More than a million South Sudanese refugees have poured into Uganda in the last year, forming the biggest refugee settlement in the world. But instead of tents being closely compacted together in a grid, they dotted the landscape organically with vegetation filling the gaps in between.
The place my nephew was born in enables him to get excited about lessons of math and reading, about lunchboxes with sandwiches and fruit and playground games of tag.
In other corners of the world, children are not so lucky.
For students in remote areas of Kenya, a portable learning lab could be the boost they need on the road to literacy.
Eight year-old Maddy is pretty excited about back to school in Canada. In Ethiopia, the hunger crisis has stolen that joy from 10 year-old Marta.
Heavy monsoon rains in Sri Lanka have led to massive flooding and landslides. Over 500,000 people have been affected, with 169 dead, 102 missing, and 75,308 have had to flee their homes.

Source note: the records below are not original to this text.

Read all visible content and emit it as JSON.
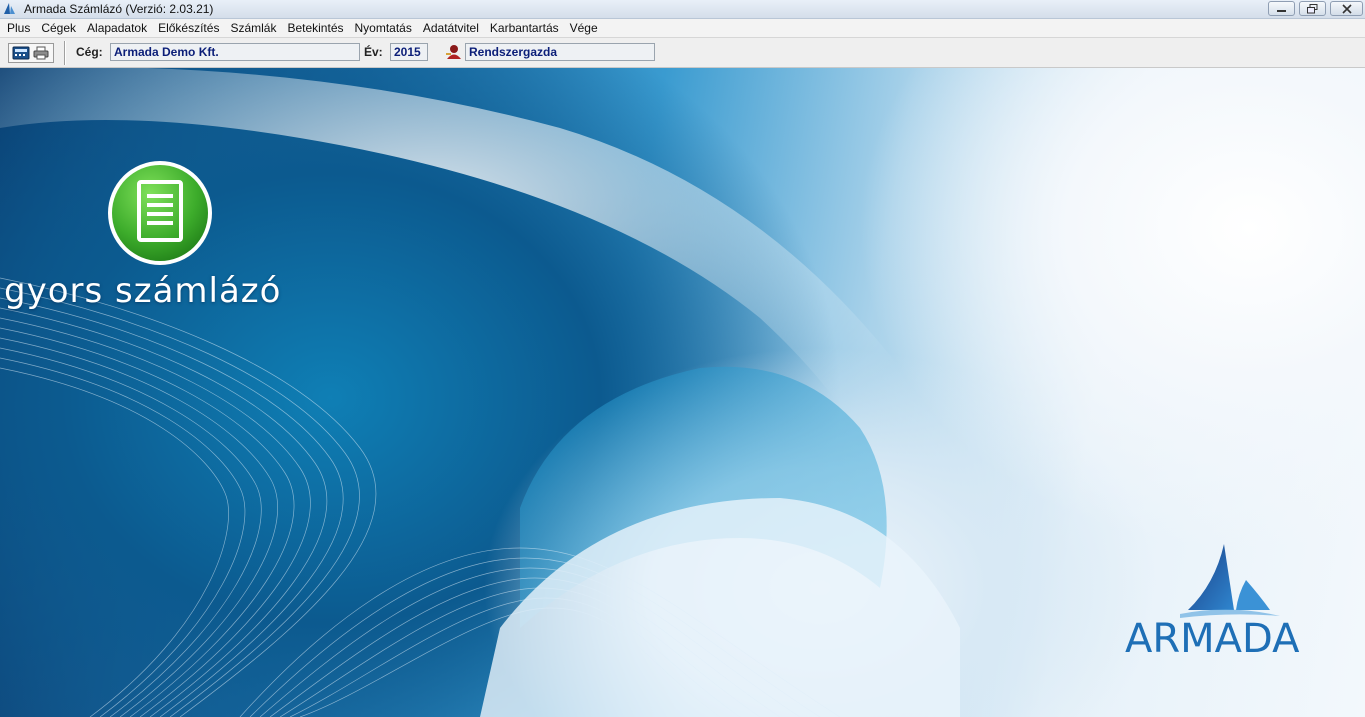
{
  "window": {
    "title": "Armada Számlázó (Verzió: 2.03.21)",
    "icon": "armada-sail-icon"
  },
  "menu": [
    {
      "label": "Plus"
    },
    {
      "label": "Cégek"
    },
    {
      "label": "Alapadatok"
    },
    {
      "label": "Előkészítés"
    },
    {
      "label": "Számlák"
    },
    {
      "label": "Betekintés"
    },
    {
      "label": "Nyomtatás"
    },
    {
      "label": "Adatátvitel"
    },
    {
      "label": "Karbantartás"
    },
    {
      "label": "Vége"
    }
  ],
  "toolbar": {
    "company_label": "Cég:",
    "company_value": "Armada Demo Kft.",
    "year_label": "Év:",
    "year_value": "2015",
    "user_value": "Rendszergazda"
  },
  "desktop": {
    "brand_text": "gyors számlázó",
    "logo_text": "ARMADA",
    "colors": {
      "logo_blue": "#1e6fb6",
      "icon_green": "#3dac2b"
    }
  }
}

I was in El Salvador when I met Edwin, who is not much younger than my own son Aidan. Although the two boys have similar commitments to their education, I quickly realized as I listened to Edwin’s story that the hurdles he faces to achieve this basic right were far different than my son’s.
In India, a father is one of the biggest advocates a girl can have.
Hope shines a light in the darkness. It’s infectious, even healing. But what is there to be hopeful for? Let’s look at the year ahead with 17 reasons to have hope in 2017.
At World Vision we’re blessed to work in nearly 100 countries around the world. Not everyone celebrates Christmas, but there are many, many families who do. We get an inside look at all the different ways people celebrate Christmas around the world, and we wanted to share just a few of our favourite stories.